### WORK ITEM
All the records below must be returned exactly as they stand.

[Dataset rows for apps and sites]
--- START ---

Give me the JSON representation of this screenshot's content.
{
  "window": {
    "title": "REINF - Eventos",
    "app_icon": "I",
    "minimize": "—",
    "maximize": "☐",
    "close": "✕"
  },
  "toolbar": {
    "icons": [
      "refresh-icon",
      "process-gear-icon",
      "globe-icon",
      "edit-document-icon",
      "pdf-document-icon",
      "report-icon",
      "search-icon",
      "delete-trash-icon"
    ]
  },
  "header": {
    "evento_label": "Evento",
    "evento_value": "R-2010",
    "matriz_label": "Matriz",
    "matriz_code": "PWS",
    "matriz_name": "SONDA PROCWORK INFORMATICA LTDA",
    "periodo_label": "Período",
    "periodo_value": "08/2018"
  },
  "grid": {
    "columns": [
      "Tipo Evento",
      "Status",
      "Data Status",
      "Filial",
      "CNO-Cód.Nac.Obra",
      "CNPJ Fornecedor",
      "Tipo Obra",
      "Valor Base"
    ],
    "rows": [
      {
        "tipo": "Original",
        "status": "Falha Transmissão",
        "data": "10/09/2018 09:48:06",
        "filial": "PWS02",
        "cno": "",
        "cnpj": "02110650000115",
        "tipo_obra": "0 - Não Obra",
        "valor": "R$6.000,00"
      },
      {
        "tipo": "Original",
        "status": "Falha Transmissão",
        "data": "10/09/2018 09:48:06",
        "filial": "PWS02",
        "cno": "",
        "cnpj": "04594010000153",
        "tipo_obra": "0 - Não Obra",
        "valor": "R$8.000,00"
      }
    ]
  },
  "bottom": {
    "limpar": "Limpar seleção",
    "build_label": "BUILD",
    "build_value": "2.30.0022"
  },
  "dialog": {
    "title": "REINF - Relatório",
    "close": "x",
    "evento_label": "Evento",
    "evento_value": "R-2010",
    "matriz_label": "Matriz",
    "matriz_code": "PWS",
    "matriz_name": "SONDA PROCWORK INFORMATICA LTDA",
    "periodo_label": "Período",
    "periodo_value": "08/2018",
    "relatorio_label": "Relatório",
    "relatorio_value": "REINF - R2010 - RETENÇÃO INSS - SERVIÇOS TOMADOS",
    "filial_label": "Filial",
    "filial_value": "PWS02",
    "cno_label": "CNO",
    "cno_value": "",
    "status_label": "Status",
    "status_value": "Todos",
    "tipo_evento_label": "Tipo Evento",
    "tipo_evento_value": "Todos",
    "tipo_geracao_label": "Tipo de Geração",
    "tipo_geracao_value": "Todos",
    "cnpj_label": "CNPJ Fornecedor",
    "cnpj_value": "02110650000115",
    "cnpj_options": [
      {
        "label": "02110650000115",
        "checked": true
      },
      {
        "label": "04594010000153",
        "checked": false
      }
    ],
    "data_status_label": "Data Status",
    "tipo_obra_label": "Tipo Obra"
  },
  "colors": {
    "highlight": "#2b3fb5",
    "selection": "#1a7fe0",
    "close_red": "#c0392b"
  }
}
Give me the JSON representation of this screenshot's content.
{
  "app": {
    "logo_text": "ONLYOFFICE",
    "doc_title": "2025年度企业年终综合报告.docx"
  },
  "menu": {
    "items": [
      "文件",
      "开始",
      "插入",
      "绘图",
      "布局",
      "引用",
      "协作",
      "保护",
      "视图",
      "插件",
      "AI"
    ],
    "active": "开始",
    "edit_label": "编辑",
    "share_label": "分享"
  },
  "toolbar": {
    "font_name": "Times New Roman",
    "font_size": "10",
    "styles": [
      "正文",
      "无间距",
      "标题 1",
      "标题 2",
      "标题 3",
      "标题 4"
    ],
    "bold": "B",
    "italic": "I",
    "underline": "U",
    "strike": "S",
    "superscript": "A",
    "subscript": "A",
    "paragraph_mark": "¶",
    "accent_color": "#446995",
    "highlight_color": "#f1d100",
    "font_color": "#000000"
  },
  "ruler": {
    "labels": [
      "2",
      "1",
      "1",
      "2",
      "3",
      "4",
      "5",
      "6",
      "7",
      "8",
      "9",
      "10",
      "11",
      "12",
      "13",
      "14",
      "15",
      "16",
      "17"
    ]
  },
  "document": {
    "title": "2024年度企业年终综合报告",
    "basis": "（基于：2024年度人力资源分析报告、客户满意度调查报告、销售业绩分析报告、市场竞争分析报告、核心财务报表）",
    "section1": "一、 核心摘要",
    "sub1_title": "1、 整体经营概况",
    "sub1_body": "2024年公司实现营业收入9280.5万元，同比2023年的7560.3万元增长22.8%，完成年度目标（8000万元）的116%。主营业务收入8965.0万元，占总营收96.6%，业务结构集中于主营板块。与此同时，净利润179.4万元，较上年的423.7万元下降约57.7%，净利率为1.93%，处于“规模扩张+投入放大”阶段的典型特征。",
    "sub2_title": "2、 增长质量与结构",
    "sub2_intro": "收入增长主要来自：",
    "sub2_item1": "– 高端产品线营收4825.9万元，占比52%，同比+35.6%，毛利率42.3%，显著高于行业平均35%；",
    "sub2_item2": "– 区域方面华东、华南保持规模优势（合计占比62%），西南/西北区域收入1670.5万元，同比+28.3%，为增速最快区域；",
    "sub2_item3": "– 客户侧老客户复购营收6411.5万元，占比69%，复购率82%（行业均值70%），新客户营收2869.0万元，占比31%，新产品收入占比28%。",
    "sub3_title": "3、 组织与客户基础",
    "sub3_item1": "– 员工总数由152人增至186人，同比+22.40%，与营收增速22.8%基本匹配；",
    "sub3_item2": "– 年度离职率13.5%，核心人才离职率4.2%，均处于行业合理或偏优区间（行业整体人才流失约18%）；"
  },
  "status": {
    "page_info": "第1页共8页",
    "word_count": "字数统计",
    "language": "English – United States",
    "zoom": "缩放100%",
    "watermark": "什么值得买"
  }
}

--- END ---

### WORKED SOLUTION
Give me the JSON representation of this screenshot's content.
{
  "window": {
    "title": "REINF - Eventos",
    "app_icon": "I",
    "minimize": "—",
    "maximize": "☐",
    "close": "✕"
  },
  "toolbar": {
    "icons": [
      "refresh-icon",
      "process-gear-icon",
      "globe-icon",
      "edit-document-icon",
      "pdf-document-icon",
      "report-icon",
      "search-icon",
      "delete-trash-icon"
    ]
  },
  "header": {
    "evento_label": "Evento",
    "evento_value": "R-2010",
    "matriz_label": "Matriz",
    "matriz_code": "PWS",
    "matriz_name": "SONDA PROCWORK INFORMATICA LTDA",
    "periodo_label": "Período",
    "periodo_value": "08/2018"
  },
  "grid": {
    "columns": [
      "Tipo Evento",
      "Status",
      "Data Status",
      "Filial",
      "CNO-Cód.Nac.Obra",
      "CNPJ Fornecedor",
      "Tipo Obra",
      "Valor Base"
    ],
    "rows": [
      {
        "tipo": "Original",
        "status": "Falha Transmissão",
        "data": "10/09/2018 09:48:06",
        "filial": "PWS02",
        "cno": "",
        "cnpj": "02110650000115",
        "tipo_obra": "0 - Não Obra",
        "valor": "R$6.000,00"
      },
      {
        "tipo": "Original",
        "status": "Falha Transmissão",
        "data": "10/09/2018 09:48:06",
        "filial": "PWS02",
        "cno": "",
        "cnpj": "04594010000153",
        "tipo_obra": "0 - Não Obra",
        "valor": "R$8.000,00"
      }
    ]
  },
  "bottom": {
    "limpar": "Limpar seleção",
    "build_label": "BUILD",
    "build_value": "2.30.0022"
  },
  "dialog": {
    "title": "REINF - Relatório",
    "close": "x",
    "evento_label": "Evento",
    "evento_value": "R-2010",
    "matriz_label": "Matriz",
    "matriz_code": "PWS",
    "matriz_name": "SONDA PROCWORK INFORMATICA LTDA",
    "periodo_label": "Período",
    "periodo_value": "08/2018",
    "relatorio_label": "Relatório",
    "relatorio_value": "REINF - R2010 - RETENÇÃO INSS - SERVIÇOS TOMADOS",
    "filial_label": "Filial",
    "filial_value": "PWS02",
    "cno_label": "CNO",
    "cno_value": "",
    "status_label": "Status",
    "status_value": "Todos",
    "tipo_evento_label": "Tipo Evento",
    "tipo_evento_value": "Todos",
    "tipo_geracao_label": "Tipo de Geração",
    "tipo_geracao_value": "Todos",
    "cnpj_label": "CNPJ Fornecedor",
    "cnpj_value": "02110650000115",
    "cnpj_options": [
      {
        "label": "02110650000115",
        "checked": true
      },
      {
        "label": "04594010000153",
        "checked": false
      }
    ],
    "data_status_label": "Data Status",
    "tipo_obra_label": "Tipo Obra"
  },
  "colors": {
    "highlight": "#2b3fb5",
    "selection": "#1a7fe0",
    "close_red": "#c0392b"
  }
}
Give me the JSON representation of this screenshot's content.
{
  "app": {
    "logo_text": "ONLYOFFICE",
    "doc_title": "2025年度企业年终综合报告.docx"
  },
  "menu": {
    "items": [
      "文件",
      "开始",
      "插入",
      "绘图",
      "布局",
      "引用",
      "协作",
      "保护",
      "视图",
      "插件",
      "AI"
    ],
    "active": "开始",
    "edit_label": "编辑",
    "share_label": "分享"
  },
  "toolbar": {
    "font_name": "Times New Roman",
    "font_size": "10",
    "styles": [
      "正文",
      "无间距",
      "标题 1",
      "标题 2",
      "标题 3",
      "标题 4"
    ],
    "bold": "B",
    "italic": "I",
    "underline": "U",
    "strike": "S",
    "superscript": "A",
    "subscript": "A",
    "paragraph_mark": "¶",
    "accent_color": "#446995",
    "highlight_color": "#f1d100",
    "font_color": "#000000"
  },
  "ruler": {
    "labels": [
      "2",
      "1",
      "1",
      "2",
      "3",
      "4",
      "5",
      "6",
      "7",
      "8",
      "9",
      "10",
      "11",
      "12",
      "13",
      "14",
      "15",
      "16",
      "17"
    ]
  },
  "document": {
    "title": "2024年度企业年终综合报告",
    "basis": "（基于：2024年度人力资源分析报告、客户满意度调查报告、销售业绩分析报告、市场竞争分析报告、核心财务报表）",
    "section1": "一、 核心摘要",
    "sub1_title": "1、 整体经营概况",
    "sub1_body": "2024年公司实现营业收入9280.5万元，同比2023年的7560.3万元增长22.8%，完成年度目标（8000万元）的116%。主营业务收入8965.0万元，占总营收96.6%，业务结构集中于主营板块。与此同时，净利润179.4万元，较上年的423.7万元下降约57.7%，净利率为1.93%，处于“规模扩张+投入放大”阶段的典型特征。",
    "sub2_title": "2、 增长质量与结构",
    "sub2_intro": "收入增长主要来自：",
    "sub2_item1": "– 高端产品线营收4825.9万元，占比52%，同比+35.6%，毛利率42.3%，显著高于行业平均35%；",
    "sub2_item2": "– 区域方面华东、华南保持规模优势（合计占比62%），西南/西北区域收入1670.5万元，同比+28.3%，为增速最快区域；",
    "sub2_item3": "– 客户侧老客户复购营收6411.5万元，占比69%，复购率82%（行业均值70%），新客户营收2869.0万元，占比31%，新产品收入占比28%。",
    "sub3_title": "3、 组织与客户基础",
    "sub3_item1": "– 员工总数由152人增至186人，同比+22.40%，与营收增速22.8%基本匹配；",
    "sub3_item2": "– 年度离职率13.5%，核心人才离职率4.2%，均处于行业合理或偏优区间（行业整体人才流失约18%）；"
  },
  "status": {
    "page_info": "第1页共8页",
    "word_count": "字数统计",
    "language": "English – United States",
    "zoom": "缩放100%",
    "watermark": "什么值得买"
  }
}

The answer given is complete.